The railroad had a troubled history. It was a railroad to nowhere in later years. The last years it was running was to take tourists and recreationists from Laramie down to the Colorado border and back. After the tracks and rails were removed, the government called for an “implied reversionary interest” on the right-of-way and made the rail corridor into a seldom-used bike trail. I imagine it could have been use for a snowmobile trail also. 

Anyway, at that time, it just invited people onto and through Brandt’s and other’s land. The area has a number of summer homes and is quite a community in the summer.

Chief Justice John Roberts wrote in the majority opinion, “We cannot overlook the irony in the government’s argument. It was not until 1988, 12 years after the U.S. patented the parcel of land to the Brandts, that Congress did an about face and attempted to reserve the right-of-ways to the United States. That policy shift cannot operate to create an interest in land that the government had already given away.” 

Justice Sonia Sotomayer filed the only dissent argument, saying the court placed too much emphasis on the one case for precedent without considering others implying the reversion to the U.S. Government. 

She said, “By changing course today, the court undermines the legality of thousands of miles of former right-of-ways that the public now enjoys as a means of transportation and recreation, and lawsuits challenging the conversion of former rails to recreational trails alone may well cost American taxpayers hundreds of millions of dollars.” 

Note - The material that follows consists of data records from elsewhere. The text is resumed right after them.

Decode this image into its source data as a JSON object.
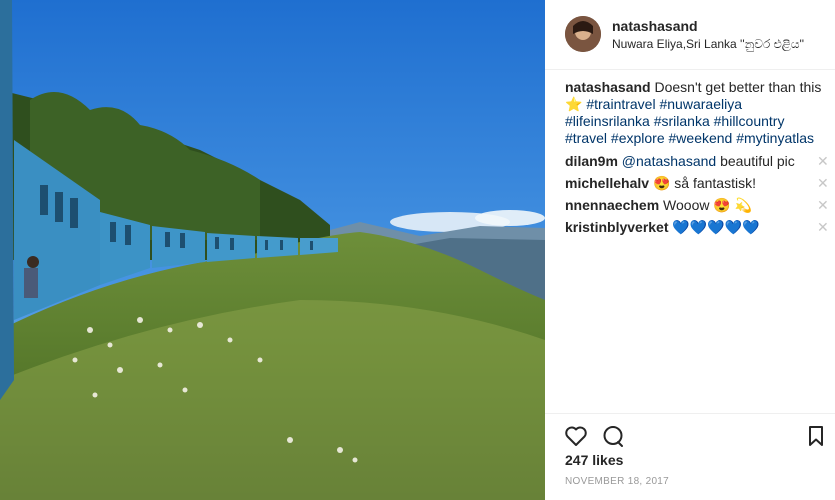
{
  "post": {
    "image_alt": "Blue train winding along a green hillside",
    "username": "natashasand",
    "location": "Nuwara Eliya,Sri Lanka ''නුවර එළිය''"
  },
  "caption": {
    "user": "natashasand",
    "text": "Doesn't get better than this",
    "star": "⭐",
    "tags": [
      "#traintravel",
      "#nuwaraeliya",
      "#lifeinsrilanka",
      "#srilanka",
      "#hillcountry",
      "#travel",
      "#explore",
      "#weekend",
      "#mytinyatlas"
    ]
  },
  "comments": [
    {
      "user": "dilan9m",
      "mention": "@natashasand",
      "text": " beautiful pic"
    },
    {
      "user": "michellehalv",
      "emoji": "😍",
      "text": " så fantastisk!"
    },
    {
      "user": "nnennaechem",
      "text": "Wooow ",
      "emoji": "😍 💫"
    },
    {
      "user": "kristinblyverket",
      "emoji": "💙💙💙💙💙"
    }
  ],
  "actions": {
    "like_icon": "heart-icon",
    "comment_icon": "comment-icon",
    "save_icon": "bookmark-icon"
  },
  "likes_text": "247 likes",
  "date_text": "NOVEMBER 18, 2017",
  "colors": {
    "link": "#003569",
    "muted": "#999999",
    "divider": "#efefef",
    "sky": "#2f7fd8",
    "train": "#3a8fc2"
  }
}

I would guess with this ruling, may save money, as people wouldn’t have to go to court as often to get their lands back. 

The non-profits that advocate for the rails to trails ownership of these rights-of-ways are screaming bloody murder, as this could affect miles of trails, and some they will not. 

Our old friend, the Mountain States Legal Foundation, was involved in the litigation, and we are happy for that and give them a big thank you. 

If the public wants these trails, they can buy an easement or a right-of-way just like the rest of us do. Freedom runs both ways. Just because a wrong is a large wrong and affects many people doesn’t make it legal.